While many companies are leveraging video to connect with customers, innovation leaders are pioneering ways to use video to connect with a different audience: potential employees.
It’s Hard to Ignore Video Marketing’s Effectiveness
YouTube has been around since 2006, but only in the past few years has video been on the lips of every digital marketer. Just a decade ago, video was typically one piece of a larger content marketing strategy, but that’s not exactly the case anymore. Because video is now a critical piece of nearly every platform and channel, it’s become a central focus for social selling, outreach, and branding.
The most head-turning research predicts that video will account for 80 percent of all internet traffic by 2021. It’s a bold claim, but it reinforces that video’s impact on digital media and the user experience can’t be ignored.

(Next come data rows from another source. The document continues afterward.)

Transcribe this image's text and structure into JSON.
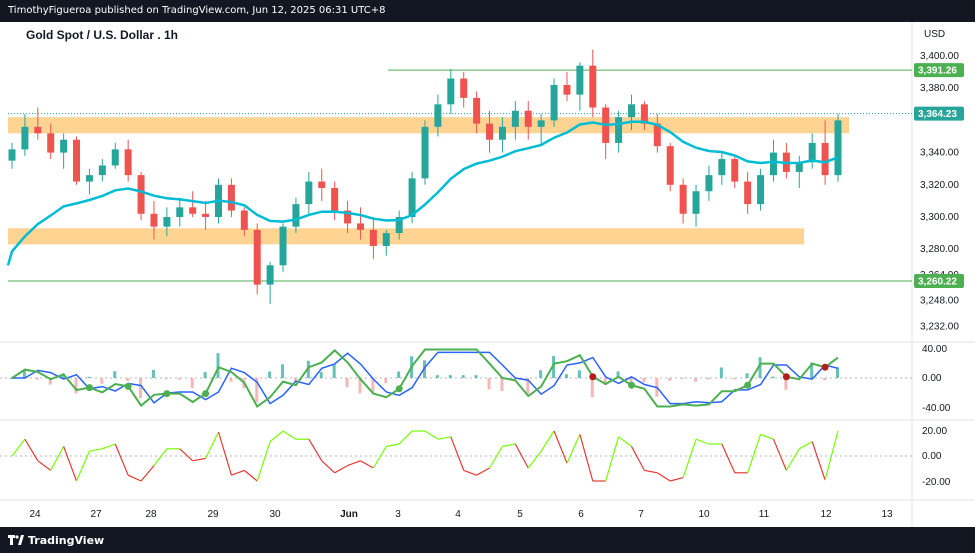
{
  "header": {
    "published": "TimothyFigueroa published on TradingView.com, Jun 12, 2025 06:31 UTC+8"
  },
  "footer": {
    "brand": "TradingView",
    "logo_icon": "tradingview-logo-icon"
  },
  "chart": {
    "title": "Gold Spot / U.S. Dollar . 1h",
    "currency": "USD",
    "colors": {
      "up": "#26a69a",
      "down": "#ef5350",
      "ma": "#00bcd4",
      "zone": "#ffcc80",
      "hline": "#4caf50",
      "osc_green": "#4caf50",
      "osc_dark": "#b71c1c",
      "osc_blue": "#2962ff",
      "rsi_up": "#76ff03",
      "rsi_down": "#e53935"
    }
  },
  "chart_data": {
    "type": "candlestick",
    "title": "Gold Spot / U.S. Dollar . 1h",
    "price_axis": {
      "ticks": [
        "3,400.00",
        "3,380.00",
        "3,340.00",
        "3,320.00",
        "3,300.00",
        "3,280.00",
        "3,264.00",
        "3,248.00",
        "3,232.00"
      ],
      "labels": [
        {
          "text": "3,391.26",
          "kind": "line-level"
        },
        {
          "text": "3,364.23",
          "kind": "last-price"
        },
        {
          "text": "3,260.22",
          "kind": "line-level"
        }
      ],
      "ylim": [
        3232,
        3410
      ]
    },
    "osc_axis": {
      "ticks": [
        "40.00",
        "0.00",
        "-40.00"
      ]
    },
    "rsi_axis": {
      "ticks": [
        "20.00",
        "0.00",
        "-20.00"
      ]
    },
    "x_labels": [
      "24",
      "27",
      "28",
      "29",
      "30",
      "Jun",
      "3",
      "4",
      "5",
      "6",
      "7",
      "10",
      "11",
      "12",
      "13"
    ],
    "horizontal_lines": [
      3391.26,
      3260.22
    ],
    "zones": [
      {
        "from": 3352,
        "to": 3362,
        "span": "full"
      },
      {
        "from": 3283,
        "to": 3293,
        "span": "to-day-12"
      }
    ],
    "candles": [
      [
        3335,
        3346,
        3330,
        3342
      ],
      [
        3342,
        3364,
        3338,
        3356
      ],
      [
        3356,
        3368,
        3348,
        3352
      ],
      [
        3352,
        3358,
        3336,
        3340
      ],
      [
        3340,
        3352,
        3330,
        3348
      ],
      [
        3348,
        3350,
        3320,
        3322
      ],
      [
        3322,
        3330,
        3314,
        3326
      ],
      [
        3326,
        3336,
        3322,
        3332
      ],
      [
        3332,
        3346,
        3330,
        3342
      ],
      [
        3342,
        3348,
        3322,
        3326
      ],
      [
        3326,
        3328,
        3298,
        3302
      ],
      [
        3302,
        3310,
        3286,
        3294
      ],
      [
        3294,
        3306,
        3288,
        3300
      ],
      [
        3300,
        3312,
        3294,
        3306
      ],
      [
        3306,
        3316,
        3300,
        3302
      ],
      [
        3302,
        3310,
        3292,
        3300
      ],
      [
        3300,
        3324,
        3296,
        3320
      ],
      [
        3320,
        3324,
        3300,
        3304
      ],
      [
        3304,
        3306,
        3288,
        3292
      ],
      [
        3292,
        3296,
        3252,
        3258
      ],
      [
        3258,
        3272,
        3246,
        3270
      ],
      [
        3270,
        3296,
        3266,
        3294
      ],
      [
        3294,
        3312,
        3290,
        3308
      ],
      [
        3308,
        3328,
        3302,
        3322
      ],
      [
        3322,
        3330,
        3310,
        3318
      ],
      [
        3318,
        3322,
        3298,
        3304
      ],
      [
        3304,
        3310,
        3290,
        3296
      ],
      [
        3296,
        3306,
        3286,
        3292
      ],
      [
        3292,
        3300,
        3274,
        3282
      ],
      [
        3282,
        3292,
        3276,
        3290
      ],
      [
        3290,
        3304,
        3286,
        3300
      ],
      [
        3300,
        3328,
        3296,
        3324
      ],
      [
        3324,
        3360,
        3320,
        3356
      ],
      [
        3356,
        3376,
        3350,
        3370
      ],
      [
        3370,
        3392,
        3364,
        3386
      ],
      [
        3386,
        3390,
        3368,
        3374
      ],
      [
        3374,
        3378,
        3352,
        3358
      ],
      [
        3358,
        3366,
        3340,
        3348
      ],
      [
        3348,
        3362,
        3340,
        3356
      ],
      [
        3356,
        3372,
        3348,
        3366
      ],
      [
        3366,
        3372,
        3348,
        3356
      ],
      [
        3356,
        3364,
        3344,
        3360
      ],
      [
        3360,
        3386,
        3356,
        3382
      ],
      [
        3382,
        3390,
        3372,
        3376
      ],
      [
        3376,
        3396,
        3366,
        3394
      ],
      [
        3394,
        3404,
        3362,
        3368
      ],
      [
        3368,
        3370,
        3336,
        3346
      ],
      [
        3346,
        3366,
        3340,
        3362
      ],
      [
        3362,
        3376,
        3354,
        3370
      ],
      [
        3370,
        3372,
        3354,
        3358
      ],
      [
        3358,
        3364,
        3340,
        3344
      ],
      [
        3344,
        3346,
        3316,
        3320
      ],
      [
        3320,
        3324,
        3296,
        3302
      ],
      [
        3302,
        3320,
        3294,
        3316
      ],
      [
        3316,
        3332,
        3310,
        3326
      ],
      [
        3326,
        3340,
        3320,
        3336
      ],
      [
        3336,
        3338,
        3318,
        3322
      ],
      [
        3322,
        3328,
        3302,
        3308
      ],
      [
        3308,
        3330,
        3304,
        3326
      ],
      [
        3326,
        3348,
        3322,
        3340
      ],
      [
        3340,
        3346,
        3324,
        3328
      ],
      [
        3328,
        3338,
        3318,
        3334
      ],
      [
        3334,
        3352,
        3330,
        3346
      ],
      [
        3346,
        3360,
        3320,
        3326
      ],
      [
        3326,
        3364,
        3322,
        3360
      ]
    ]
  }
}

Companies are using video marketing to brand themselves and stand out in the marketplace, so it’s not a big leap for them to use it to market themselves to a different audience for a different purpose. Video is poised to be an effective tool that can add tangibility to a job description, increase brand awareness, and help job seekers and companies alike stand out in the market.
The Future of Video in the Job Search
Video is already emerging as a viable recruiting tool for both HR teams and job seekers alike. Here’s a quick look at what’s already coming down the pipeline.
For HR Managers and Recruiters
Using video in HR is a growing trend.
Monster.com, one of the largest job posting websites, is leading the charge when it comes to fusing HR and video marketing. Recruiters can use the Monster app to turn job ads into videos, citing that video can bring the workplace culture to life, provide insight about the job, and provide a mobile-friendly experience to the candidate.
In addition, some HR recruiters are asking candidates to submit a quick video prior to narrowing their shortlist. This gives them an idea of how candidates might fit their culture before they invest time and energy in interviews.
Most notably, video is finding favor with search engines, and the SEO benefits alone could give video recruiting a leg up on competitors.
For Job Candidates
Videos can help candidates stand out.
As consumers are becoming increasingly mobile, technology is doing its best to cater to on-the-go experiences without any loss of information or quality. Using video in the job search is one solution, allowing candidates to participate in interactive videos with recruiters, view video job descriptions versus reading about them, and even create video resumes and cover “letters.”
While it may not be the norm right now, video’s potential in HR is making plenty of noise. For job postings, interviews, resumes, and hiring, will video soon become par for the course? There’s a strong case for it already, and it will be interesting to see how it evolves.